It is vital that we bear the overall context in mind. Some parties will no doubt seek to use this case as a demonstration of the harms of misrepresentations under notice and takedown through the conduct of so-called “copyright trolls.” Ironically, these same parties generally fail to express any concern about online piracy that remains ubiquitous, nor — as reflected in my response to Doctorow, any concern about abuse of the counter-notification procedure spelled out in the DMCA. For anyone interested in an examination of the fraudulent use of counter-notification, I strongly recommend following composer Kerry Muzzey who has detailed his experience, including here.
Section 512 is broken in many ways, and fails to provide sufficient incentives for platforms to take meaningful action to address infringement on their proprietary platforms. Most glaring is that Congress’ careful construction of red-flag knowledge giving rise to an obligation to act has effectively been written out of the statute. Indeed, YouTube’s brief in this case includes the following description of the law: “In 1998, Congress enacted the Digital Millennium Copyright Act, 17 U.S.C. § 512 (the “DMCA”), to provide a framework for addressing claims of online copyright infringement. In general, the DMCA immunizes online service providers from claims of copyright infringement based on materials uploaded to the services by users, if the services promptly remove allegedly infringing materials upon receipt of notices from copyright holders.” But of course, that’s not the law. The law requires services to remove infringing materials when they become “aware of facts or circumstances from which infringing activity is apparent.” Notice is just one way for services to gain the requisite knowledge, not the only way.

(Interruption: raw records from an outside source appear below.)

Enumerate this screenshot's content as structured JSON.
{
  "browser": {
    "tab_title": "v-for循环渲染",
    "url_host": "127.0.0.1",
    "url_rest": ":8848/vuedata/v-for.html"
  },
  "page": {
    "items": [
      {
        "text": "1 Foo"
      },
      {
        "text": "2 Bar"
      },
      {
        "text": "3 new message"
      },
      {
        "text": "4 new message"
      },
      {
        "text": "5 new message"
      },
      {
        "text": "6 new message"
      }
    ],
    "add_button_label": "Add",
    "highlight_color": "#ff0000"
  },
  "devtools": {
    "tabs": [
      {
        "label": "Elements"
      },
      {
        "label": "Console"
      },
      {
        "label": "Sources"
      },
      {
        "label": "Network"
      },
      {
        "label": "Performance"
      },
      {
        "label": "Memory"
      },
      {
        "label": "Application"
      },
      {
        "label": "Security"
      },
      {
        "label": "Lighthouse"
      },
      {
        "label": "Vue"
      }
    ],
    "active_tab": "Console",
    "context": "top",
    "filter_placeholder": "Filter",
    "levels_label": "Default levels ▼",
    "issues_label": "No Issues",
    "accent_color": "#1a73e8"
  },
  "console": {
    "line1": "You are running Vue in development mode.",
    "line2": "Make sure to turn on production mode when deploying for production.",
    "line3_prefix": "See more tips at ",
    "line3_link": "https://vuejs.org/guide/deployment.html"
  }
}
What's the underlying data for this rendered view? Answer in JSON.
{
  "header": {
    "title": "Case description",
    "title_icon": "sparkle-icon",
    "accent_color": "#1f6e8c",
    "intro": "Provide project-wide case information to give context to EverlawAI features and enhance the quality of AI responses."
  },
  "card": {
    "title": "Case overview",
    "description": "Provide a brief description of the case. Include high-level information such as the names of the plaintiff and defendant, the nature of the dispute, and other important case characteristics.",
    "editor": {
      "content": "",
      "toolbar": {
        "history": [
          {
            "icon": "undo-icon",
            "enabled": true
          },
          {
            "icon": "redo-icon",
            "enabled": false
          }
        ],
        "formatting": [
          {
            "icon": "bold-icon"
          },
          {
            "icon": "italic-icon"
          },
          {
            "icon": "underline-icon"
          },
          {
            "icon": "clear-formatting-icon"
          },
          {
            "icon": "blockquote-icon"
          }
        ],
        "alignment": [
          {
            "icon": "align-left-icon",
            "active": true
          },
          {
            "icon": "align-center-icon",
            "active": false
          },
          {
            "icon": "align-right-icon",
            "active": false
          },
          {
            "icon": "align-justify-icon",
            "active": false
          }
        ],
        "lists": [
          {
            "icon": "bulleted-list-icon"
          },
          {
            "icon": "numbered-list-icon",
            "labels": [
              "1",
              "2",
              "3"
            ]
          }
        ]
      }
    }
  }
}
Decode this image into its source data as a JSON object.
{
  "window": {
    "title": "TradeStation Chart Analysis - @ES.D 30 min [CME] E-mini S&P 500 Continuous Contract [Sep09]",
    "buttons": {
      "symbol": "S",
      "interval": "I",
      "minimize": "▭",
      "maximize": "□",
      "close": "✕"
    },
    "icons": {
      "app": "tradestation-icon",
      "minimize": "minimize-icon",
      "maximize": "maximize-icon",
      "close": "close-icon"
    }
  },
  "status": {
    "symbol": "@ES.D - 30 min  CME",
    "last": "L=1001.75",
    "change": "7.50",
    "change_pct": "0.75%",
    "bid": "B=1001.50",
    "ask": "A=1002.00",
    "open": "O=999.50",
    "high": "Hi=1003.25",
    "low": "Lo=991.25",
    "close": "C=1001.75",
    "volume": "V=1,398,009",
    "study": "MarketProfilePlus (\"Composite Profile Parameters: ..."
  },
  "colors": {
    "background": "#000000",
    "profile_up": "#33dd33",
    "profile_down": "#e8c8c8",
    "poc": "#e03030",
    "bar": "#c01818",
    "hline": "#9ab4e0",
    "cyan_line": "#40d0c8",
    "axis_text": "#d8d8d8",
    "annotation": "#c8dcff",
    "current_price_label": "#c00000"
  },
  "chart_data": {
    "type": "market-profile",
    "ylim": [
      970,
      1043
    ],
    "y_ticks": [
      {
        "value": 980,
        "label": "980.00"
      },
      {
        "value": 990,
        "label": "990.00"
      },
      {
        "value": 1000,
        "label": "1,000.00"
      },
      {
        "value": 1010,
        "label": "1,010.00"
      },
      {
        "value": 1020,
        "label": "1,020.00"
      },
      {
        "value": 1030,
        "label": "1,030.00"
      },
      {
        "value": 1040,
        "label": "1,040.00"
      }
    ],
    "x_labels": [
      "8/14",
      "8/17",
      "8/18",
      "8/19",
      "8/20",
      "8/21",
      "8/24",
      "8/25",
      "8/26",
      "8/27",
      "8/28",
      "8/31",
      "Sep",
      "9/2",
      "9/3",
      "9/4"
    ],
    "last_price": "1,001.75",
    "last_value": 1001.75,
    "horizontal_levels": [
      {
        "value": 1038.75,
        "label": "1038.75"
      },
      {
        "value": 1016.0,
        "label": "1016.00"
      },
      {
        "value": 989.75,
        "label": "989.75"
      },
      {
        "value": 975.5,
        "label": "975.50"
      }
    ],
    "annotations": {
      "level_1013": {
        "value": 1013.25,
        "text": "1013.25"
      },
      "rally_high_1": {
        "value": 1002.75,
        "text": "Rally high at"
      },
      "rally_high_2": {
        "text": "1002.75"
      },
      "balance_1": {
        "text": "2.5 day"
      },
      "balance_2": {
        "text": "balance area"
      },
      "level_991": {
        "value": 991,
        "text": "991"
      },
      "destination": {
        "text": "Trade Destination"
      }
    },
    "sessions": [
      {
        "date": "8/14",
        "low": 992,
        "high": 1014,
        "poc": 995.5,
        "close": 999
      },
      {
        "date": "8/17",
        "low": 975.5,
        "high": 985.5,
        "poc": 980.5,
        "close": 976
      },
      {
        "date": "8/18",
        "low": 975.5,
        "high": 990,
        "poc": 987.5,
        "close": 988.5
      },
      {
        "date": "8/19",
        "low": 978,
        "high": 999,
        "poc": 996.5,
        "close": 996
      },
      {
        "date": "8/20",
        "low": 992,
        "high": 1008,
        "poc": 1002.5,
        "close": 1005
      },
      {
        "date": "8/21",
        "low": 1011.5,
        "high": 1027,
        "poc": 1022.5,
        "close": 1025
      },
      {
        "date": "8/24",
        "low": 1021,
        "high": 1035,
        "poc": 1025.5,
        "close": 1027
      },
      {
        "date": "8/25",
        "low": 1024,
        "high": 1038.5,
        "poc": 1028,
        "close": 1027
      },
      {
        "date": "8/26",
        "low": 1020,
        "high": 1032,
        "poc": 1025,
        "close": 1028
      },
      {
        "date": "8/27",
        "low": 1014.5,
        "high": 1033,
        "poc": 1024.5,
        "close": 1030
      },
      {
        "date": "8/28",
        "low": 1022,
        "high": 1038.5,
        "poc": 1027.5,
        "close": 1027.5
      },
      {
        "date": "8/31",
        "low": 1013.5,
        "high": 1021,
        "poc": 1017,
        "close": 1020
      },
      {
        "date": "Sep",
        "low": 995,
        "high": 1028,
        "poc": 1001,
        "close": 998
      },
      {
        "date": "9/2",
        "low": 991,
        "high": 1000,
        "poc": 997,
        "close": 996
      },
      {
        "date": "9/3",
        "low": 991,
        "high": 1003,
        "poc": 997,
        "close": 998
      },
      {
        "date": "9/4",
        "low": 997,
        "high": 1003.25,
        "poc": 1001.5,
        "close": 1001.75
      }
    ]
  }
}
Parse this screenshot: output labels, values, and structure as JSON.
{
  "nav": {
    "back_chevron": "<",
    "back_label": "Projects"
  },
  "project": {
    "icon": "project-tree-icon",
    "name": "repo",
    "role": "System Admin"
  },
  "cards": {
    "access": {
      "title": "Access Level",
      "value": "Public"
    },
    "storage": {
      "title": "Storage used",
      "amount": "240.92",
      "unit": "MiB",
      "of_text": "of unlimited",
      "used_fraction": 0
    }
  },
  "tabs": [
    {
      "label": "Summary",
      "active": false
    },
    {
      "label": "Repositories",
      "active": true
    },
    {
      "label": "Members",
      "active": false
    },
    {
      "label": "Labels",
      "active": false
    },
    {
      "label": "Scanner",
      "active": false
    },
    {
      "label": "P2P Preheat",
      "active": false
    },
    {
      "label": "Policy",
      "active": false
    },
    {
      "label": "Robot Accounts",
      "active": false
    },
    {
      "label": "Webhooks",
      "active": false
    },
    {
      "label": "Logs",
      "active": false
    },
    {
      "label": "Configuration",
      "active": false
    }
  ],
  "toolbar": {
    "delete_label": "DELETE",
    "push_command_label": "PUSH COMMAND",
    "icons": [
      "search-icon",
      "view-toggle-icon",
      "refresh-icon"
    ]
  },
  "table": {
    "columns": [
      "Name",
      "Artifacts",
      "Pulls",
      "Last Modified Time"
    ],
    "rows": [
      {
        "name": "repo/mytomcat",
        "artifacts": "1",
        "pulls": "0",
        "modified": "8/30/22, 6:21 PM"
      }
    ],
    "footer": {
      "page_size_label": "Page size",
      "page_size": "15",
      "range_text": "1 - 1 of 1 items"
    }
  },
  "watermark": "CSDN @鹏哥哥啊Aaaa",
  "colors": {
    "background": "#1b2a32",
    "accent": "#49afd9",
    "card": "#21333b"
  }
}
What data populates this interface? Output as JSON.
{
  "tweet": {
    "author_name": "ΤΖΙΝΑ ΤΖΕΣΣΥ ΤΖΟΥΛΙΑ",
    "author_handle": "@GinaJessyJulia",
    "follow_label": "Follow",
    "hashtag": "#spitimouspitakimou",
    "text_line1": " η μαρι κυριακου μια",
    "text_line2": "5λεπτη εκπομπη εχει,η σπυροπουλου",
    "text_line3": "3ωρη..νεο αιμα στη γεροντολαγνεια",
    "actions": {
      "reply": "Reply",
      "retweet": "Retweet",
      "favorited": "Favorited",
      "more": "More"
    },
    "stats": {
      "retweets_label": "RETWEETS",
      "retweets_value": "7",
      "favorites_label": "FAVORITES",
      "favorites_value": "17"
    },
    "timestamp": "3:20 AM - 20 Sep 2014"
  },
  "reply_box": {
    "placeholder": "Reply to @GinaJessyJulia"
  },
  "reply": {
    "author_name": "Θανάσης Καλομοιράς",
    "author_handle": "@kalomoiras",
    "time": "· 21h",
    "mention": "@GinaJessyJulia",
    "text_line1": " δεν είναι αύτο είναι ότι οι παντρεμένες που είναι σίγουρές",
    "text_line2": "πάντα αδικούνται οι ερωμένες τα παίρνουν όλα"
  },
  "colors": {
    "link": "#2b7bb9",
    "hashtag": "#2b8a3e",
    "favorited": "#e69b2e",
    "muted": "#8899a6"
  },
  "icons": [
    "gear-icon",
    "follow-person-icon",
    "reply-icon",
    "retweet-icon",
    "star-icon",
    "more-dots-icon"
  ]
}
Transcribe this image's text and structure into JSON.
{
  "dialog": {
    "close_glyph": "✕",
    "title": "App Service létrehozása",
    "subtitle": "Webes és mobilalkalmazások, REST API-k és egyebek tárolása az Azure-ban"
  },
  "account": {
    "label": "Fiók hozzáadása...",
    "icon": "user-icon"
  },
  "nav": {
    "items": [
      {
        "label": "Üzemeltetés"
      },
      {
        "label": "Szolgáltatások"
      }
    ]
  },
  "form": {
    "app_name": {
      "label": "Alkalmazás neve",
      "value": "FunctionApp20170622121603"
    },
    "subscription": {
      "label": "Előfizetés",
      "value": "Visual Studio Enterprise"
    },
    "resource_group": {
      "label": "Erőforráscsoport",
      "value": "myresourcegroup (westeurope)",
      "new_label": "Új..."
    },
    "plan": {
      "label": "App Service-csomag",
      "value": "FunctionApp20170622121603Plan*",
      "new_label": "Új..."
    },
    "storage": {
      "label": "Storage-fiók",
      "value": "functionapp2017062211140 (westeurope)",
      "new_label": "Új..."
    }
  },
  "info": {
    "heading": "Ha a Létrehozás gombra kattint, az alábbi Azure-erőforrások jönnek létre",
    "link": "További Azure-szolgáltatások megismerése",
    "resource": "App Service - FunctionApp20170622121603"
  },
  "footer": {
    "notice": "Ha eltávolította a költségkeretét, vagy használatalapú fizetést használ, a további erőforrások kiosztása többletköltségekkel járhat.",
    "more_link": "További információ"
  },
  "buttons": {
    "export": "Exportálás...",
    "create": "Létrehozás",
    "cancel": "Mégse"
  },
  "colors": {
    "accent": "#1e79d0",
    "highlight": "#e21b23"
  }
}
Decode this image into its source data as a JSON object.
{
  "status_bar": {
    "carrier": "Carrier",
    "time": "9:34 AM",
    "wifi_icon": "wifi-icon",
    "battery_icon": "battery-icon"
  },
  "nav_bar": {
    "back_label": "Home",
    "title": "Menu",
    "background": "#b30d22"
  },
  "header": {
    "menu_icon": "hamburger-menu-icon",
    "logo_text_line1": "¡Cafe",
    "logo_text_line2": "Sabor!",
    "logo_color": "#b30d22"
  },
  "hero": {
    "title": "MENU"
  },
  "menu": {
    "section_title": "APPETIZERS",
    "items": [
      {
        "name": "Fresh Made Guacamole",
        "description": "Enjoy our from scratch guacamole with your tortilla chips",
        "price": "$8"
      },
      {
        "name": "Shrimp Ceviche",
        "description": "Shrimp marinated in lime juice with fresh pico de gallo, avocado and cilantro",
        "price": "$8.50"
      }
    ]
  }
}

But I digress from the particulars of this case. All reasonable parties have an interest in preventing abuse of the system. One way that the system can be abused is through intentional misrepresentation of the facts of alleged infringement or non-infringement. Hopefully, this case will illustrate that there are consequences for such conduct, and that such consequences will serve as a deterrent to other putative abusers. That will reflect a success of the framework, not an indictment of the DMCA. There are a host of reasons to indict the DMCA. This just doesn’t happen to be one of them.
Finally, I can’t but help but note how this manifests an extreme imbalance in the ability to address harm. While copyright owners, and in particular independent creators without the means to initiate expensive litigation in federal courts, suffer under the weight of suffocating piracy that threatens their very livelihoods, YouTube is able to bring litigation in support of a principle in which it has very little financial interest. YouTube alleges that it is was harmed because it was forced to undertake an investigation into the matter, and that such expenses were unnecessary. I’ll grant that. And I’ll further grant that YouTube has significant business interests in preventing abuse. But YouTube had estimated revenue of between $9.5 to $14 billion in 2018. How much did they have to spend on this unnecessary investigation? How does that compare to the continuing losses to the creative community resulting from the failure to effectively address piracy?
One might be forgiven for believing that the intention was, at least in part, to distract from the ineffectiveness of the notice and takedown system, and to deflect criticism from policymakers here and around the world for their failure to adequately address online harms. Viewed in that light, YouTube is defending not this case, but their very business model. And there, I’ll certainly grant, they have a huge interest. But perhaps not such a legitimate one.